Made In Space Is Successfully Taking Manufacturing Into The Stars
One of the biggest barriers to building a business in outer space is the cost. Lifting just a few tons of material into space costs anywhere from tens of millions to hundreds of millions of dollars, depending on where you want to put it.
That’s where startup Made In Space comes in. Its cofounders, who are alumni of the Forbes 30 Under 30 list, have developed a 3D-printer capable of working in space, which is already producing objects for its customers. And they’re aiming their goals even higher—working toward a robotic system capable of manufacturing large objects in orbit.
“Our main goal is to bring manufacturing to space,” says Michael Snyder, the company’s chief engineer.
Made In Space was founded in 2010, with a goal of developing a 3D printer that could successfully operate in zerogravity. The first iteration of their 3D printer, which now belongs to NASA, was installed on the International Space Station in November 2014 and printed its first part shortly thereafter. The company installed its own commercial 3D printer on the station in 2016 and has been producing parts for customers since.
“3D printing, in 2010, was just getting to the point where it made sense,” said cofounder Mike Chen.
The company has continued to make breakthroughs with its 3D printing technology. In July, the company began manufacturing parts with a high-performance polymer that can withstand both heat and vacuum as it prepares to manufacture products that can work in space itself. Earlier this month, the company successfully tested its Extended Structure Additive Manufacturing Machine in a thermal vacuum chamber that simulated the conditions of space. In that chamber, the company successfully built a structure that was over 30 meters long.
That test is a major milestone towards the company’s ultimate goal—building large structures in space with its Archinaut system, which it’s developing with Northrop Grumman Corporation and Oceaneering Space Systems.
“With Archinaut you can take material and produce structures and then assemble those structures and assemble things to those structures to actually build structures in orbit,” said Synder.
The ultimate vision for Made In Space, says cofounder and CTO Jason Dunn, is making it possible to have an entire economy working in orbit.

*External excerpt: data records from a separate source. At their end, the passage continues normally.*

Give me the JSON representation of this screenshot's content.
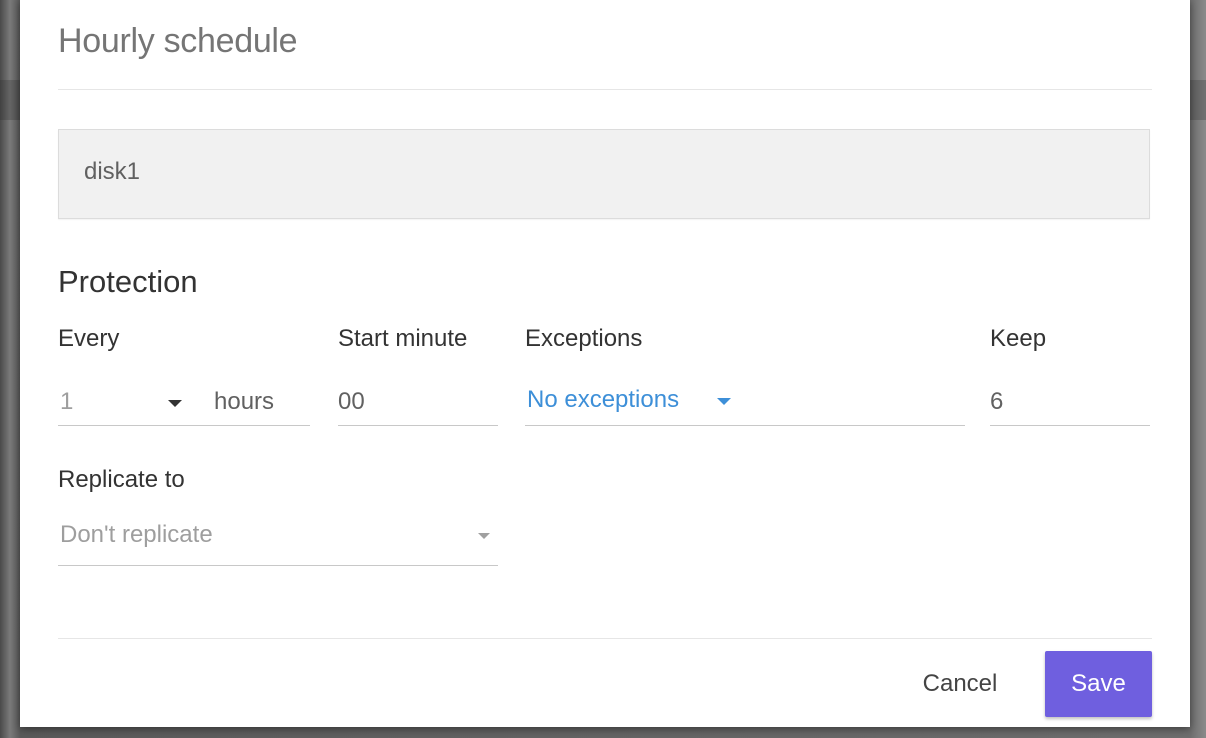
{
  "dialog": {
    "title": "Hourly schedule",
    "disk_name": "disk1"
  },
  "protection": {
    "section_title": "Protection",
    "every": {
      "label": "Every",
      "value": "1",
      "unit": "hours"
    },
    "start_minute": {
      "label": "Start minute",
      "value": "00"
    },
    "exceptions": {
      "label": "Exceptions",
      "value": "No exceptions"
    },
    "keep": {
      "label": "Keep",
      "value": "6"
    },
    "replicate": {
      "label": "Replicate to",
      "value": "Don't replicate"
    }
  },
  "footer": {
    "cancel_label": "Cancel",
    "save_label": "Save"
  },
  "colors": {
    "accent": "#6f5fdf",
    "link": "#3d8fd8"
  },
  "icons": {
    "dropdown": "chevron-down-icon"
  }
}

“If we can grow industry in space, make things there and sell them on Earth or sell them one day on Mars or on the moon,” he said. “What we start to do is build an economy that depends on activity going to and from space.”
A 3d-printed wrench on board the International Space Station